* **Activity**: One number is the whole answer: the tally of lines in the records below that contain "JSON".

-*-

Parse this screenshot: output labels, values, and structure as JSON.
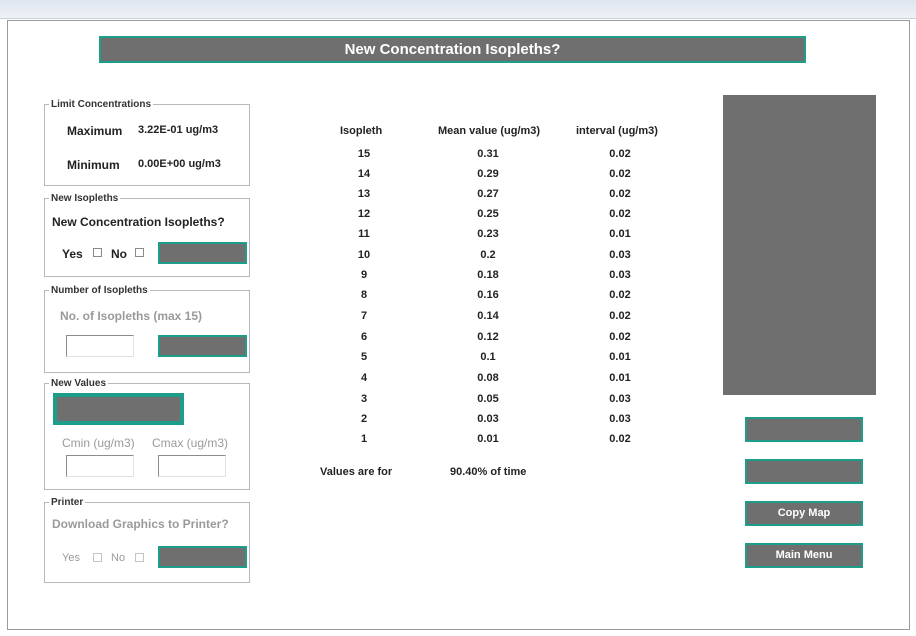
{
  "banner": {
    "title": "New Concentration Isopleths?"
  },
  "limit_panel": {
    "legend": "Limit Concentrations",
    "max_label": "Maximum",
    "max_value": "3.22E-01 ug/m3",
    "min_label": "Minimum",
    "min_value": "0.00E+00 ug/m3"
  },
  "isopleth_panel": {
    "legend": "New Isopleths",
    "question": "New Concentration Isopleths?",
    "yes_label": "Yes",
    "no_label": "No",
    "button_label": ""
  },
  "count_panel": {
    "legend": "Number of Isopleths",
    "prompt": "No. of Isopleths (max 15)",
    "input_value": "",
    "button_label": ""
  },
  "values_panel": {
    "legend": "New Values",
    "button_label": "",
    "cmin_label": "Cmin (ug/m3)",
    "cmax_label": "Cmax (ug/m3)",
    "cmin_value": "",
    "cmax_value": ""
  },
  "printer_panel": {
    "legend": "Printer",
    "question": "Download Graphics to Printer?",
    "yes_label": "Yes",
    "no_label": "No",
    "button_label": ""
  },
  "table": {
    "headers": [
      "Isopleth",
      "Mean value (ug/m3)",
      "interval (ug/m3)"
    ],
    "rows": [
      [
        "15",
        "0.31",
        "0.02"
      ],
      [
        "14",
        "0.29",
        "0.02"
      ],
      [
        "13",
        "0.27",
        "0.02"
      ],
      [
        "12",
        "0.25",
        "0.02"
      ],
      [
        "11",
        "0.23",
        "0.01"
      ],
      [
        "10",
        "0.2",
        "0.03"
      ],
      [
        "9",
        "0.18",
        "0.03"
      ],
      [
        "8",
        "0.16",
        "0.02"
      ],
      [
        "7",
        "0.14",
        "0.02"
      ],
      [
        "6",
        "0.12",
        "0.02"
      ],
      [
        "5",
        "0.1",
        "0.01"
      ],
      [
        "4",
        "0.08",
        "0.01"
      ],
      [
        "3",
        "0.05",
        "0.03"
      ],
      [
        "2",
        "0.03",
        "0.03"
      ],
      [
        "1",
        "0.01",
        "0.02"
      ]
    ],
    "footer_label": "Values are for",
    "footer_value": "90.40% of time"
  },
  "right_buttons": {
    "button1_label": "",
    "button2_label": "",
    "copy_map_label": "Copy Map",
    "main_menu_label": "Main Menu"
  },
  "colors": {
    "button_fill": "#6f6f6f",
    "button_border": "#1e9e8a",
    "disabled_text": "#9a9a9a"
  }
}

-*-

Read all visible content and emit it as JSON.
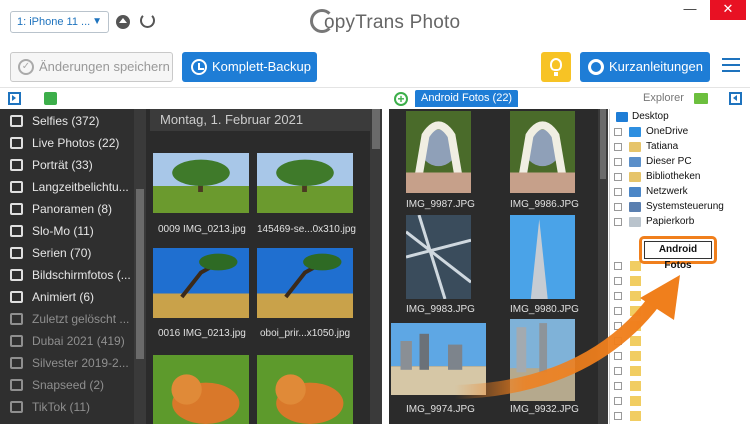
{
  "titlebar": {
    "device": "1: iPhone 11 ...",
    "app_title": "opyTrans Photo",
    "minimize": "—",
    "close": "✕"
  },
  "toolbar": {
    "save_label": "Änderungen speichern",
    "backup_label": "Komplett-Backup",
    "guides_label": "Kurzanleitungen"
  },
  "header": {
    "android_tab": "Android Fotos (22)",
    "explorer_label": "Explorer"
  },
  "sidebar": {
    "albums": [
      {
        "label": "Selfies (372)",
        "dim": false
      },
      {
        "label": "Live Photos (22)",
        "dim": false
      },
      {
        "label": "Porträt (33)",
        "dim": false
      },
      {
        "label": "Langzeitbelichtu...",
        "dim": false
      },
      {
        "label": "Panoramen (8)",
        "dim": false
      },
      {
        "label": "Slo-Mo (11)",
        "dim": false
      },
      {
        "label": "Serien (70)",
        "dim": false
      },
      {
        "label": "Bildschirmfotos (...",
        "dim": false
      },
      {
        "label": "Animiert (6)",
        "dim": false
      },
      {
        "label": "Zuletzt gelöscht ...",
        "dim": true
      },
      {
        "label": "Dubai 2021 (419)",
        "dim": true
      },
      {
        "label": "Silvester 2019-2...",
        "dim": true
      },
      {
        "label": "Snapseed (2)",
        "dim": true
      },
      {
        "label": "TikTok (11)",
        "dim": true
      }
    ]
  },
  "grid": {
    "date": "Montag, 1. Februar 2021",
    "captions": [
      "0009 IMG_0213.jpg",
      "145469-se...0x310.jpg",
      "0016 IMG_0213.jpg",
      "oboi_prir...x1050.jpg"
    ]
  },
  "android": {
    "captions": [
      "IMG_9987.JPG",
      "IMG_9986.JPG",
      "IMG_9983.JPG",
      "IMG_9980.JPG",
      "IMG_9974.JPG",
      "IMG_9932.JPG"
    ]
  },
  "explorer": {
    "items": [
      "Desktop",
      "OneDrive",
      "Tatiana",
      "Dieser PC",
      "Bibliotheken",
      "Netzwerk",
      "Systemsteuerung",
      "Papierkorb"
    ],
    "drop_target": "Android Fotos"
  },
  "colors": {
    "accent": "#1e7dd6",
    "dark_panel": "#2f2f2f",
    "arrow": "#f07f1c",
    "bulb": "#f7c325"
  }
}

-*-

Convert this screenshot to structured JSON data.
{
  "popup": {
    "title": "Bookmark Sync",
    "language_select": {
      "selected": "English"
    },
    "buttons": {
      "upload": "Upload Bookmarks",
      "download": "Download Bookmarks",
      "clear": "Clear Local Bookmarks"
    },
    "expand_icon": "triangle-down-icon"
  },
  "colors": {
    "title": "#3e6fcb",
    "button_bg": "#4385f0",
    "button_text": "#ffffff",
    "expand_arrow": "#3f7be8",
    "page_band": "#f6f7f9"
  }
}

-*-

* **Response box**: 3